I was 9 months clean and sober when I was first published in this X-Meth column in 2007. That means I recently came up on five years of continuous sobriety, which is a freakin’ miracle, considering I couldn’t lay off of the pnp for more than a day towards the end of my drinking and using.
They say your head pops out of your ass after five years. They tell you not to kill yourself in the first five years because you could be killing the wrong person---at five, you’re no longer a newcomer, and great things start to happen. They also say a five-year mark means you’ve been sober for so long that you can’t imagine drinking or using, but not long enough that you can’t imagine never drinking or using again—ever. That means your head can easily pop back in, what rubs off can also rub back on, you can’t keep clean in yesterday’s shower and so the work continues.
All I can say is that my life is so much better clean and sober—period.

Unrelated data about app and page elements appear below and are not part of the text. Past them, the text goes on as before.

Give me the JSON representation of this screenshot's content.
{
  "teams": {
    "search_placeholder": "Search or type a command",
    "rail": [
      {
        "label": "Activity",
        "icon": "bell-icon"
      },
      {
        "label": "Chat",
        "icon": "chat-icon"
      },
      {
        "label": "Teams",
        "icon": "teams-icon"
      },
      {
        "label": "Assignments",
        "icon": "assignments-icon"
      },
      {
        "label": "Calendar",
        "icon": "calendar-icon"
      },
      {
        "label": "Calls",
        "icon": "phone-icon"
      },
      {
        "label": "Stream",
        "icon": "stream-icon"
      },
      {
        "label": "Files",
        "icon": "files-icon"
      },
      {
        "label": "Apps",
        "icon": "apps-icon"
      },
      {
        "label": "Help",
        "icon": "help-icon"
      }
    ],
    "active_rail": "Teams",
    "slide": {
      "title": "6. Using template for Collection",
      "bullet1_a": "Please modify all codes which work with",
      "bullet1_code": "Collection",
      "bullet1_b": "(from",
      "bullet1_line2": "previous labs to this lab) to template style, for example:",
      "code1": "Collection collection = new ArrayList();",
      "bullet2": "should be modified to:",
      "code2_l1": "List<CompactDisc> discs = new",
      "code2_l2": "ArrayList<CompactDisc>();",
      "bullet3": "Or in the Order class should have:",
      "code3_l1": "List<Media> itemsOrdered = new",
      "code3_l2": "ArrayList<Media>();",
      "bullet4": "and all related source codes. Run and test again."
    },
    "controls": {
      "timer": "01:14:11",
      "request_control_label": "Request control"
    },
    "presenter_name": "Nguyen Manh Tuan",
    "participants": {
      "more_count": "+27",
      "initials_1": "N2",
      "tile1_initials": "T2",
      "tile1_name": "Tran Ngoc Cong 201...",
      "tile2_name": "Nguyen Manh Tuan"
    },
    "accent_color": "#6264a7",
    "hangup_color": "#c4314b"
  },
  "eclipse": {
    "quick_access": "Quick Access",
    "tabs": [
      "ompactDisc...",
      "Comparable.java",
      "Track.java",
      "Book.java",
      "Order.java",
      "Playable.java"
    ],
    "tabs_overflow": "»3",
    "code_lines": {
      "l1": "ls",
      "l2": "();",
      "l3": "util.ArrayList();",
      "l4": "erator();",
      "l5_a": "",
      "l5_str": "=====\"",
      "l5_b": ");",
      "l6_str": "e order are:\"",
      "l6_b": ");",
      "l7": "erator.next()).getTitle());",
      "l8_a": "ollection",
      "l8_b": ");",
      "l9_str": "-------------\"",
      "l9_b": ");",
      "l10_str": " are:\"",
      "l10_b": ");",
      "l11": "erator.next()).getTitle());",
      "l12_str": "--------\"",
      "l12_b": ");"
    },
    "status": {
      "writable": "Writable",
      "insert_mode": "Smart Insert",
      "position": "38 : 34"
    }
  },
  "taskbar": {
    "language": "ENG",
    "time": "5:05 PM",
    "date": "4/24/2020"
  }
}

Every aspect of my existence has improved in sobriety. I’m in great shape. I’m emotionally present for the people I love. I’m able to show up for work and even though I can still be a little crazy, I also enjoy a serenity that I could never find at the bottom of a glass, or on the edge of a crusty straw—plain and simple.
I think back to the drama, the hangovers, the horrible crashing and burning and all the money I pissed away at bars—not to mention the danger I put myself in when scoring dope and—sobriety is so much better. The party had its place, but all that can add up to a miserable existence, which will eventually lead to prison, mental institution or untimely death—no doubt.

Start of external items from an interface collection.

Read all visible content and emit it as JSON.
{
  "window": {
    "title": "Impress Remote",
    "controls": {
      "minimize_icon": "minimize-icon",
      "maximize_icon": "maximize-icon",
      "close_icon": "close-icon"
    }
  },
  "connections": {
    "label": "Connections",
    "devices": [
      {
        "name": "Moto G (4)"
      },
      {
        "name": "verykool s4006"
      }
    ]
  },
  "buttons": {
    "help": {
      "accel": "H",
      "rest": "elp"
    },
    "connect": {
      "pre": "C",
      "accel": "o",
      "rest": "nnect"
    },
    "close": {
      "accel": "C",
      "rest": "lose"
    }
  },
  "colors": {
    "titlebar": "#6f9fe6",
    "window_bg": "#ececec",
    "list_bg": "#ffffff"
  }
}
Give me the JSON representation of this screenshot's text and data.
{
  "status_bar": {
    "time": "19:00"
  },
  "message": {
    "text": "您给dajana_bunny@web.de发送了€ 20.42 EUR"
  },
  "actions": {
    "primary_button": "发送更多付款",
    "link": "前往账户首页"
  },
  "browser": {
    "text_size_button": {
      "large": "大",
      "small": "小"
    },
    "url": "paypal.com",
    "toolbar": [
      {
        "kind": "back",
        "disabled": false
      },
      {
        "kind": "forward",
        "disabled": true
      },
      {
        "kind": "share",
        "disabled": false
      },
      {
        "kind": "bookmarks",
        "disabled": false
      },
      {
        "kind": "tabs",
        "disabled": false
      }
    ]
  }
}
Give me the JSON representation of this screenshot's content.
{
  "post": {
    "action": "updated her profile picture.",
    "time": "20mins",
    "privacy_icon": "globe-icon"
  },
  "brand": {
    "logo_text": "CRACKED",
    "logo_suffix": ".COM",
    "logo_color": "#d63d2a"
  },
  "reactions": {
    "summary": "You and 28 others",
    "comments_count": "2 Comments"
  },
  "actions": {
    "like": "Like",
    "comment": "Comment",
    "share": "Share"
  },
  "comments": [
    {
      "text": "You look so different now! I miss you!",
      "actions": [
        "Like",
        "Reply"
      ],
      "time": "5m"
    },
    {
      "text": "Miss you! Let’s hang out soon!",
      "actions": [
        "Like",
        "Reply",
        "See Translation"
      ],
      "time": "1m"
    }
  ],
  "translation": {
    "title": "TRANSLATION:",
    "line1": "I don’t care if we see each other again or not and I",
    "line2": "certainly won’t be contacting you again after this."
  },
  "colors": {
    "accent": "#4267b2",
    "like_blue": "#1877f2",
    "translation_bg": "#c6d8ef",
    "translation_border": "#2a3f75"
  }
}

At five years, my obsession to drink and use has been lifted. I’m no longer a white-knuckling addict/alcoholic who can’t stop thinking about getting high---I’m not saying that I’m cured, for there is no finish line in recovery; however, today I’m not so consumed with what it was like. I find myself more invested in what it’s like now and moving forward.
What else can I say? I’m so damn grateful for every moment of my sobriety. Life happens, so it hasn’t always been easy; I’m no saint, so I haven’t done it perfectly, and I couldn’t do it on my own. Yet I’m here and I’m grateful to the universe, and a long list of people. I also want to thank this X-Meth column for giving me a platform to check in from time to time. Writing about my sobriety has helped me turn those nine months into five years. And it feels great---on that note, if you’re reading this and you’re tired of being tired, then sobriety can be good for you too. So make that first move.
Paulo Murillo writes a blog at hissfit.com. You can also follow him on Twitter @paulo_murillo or friend him on Facebook.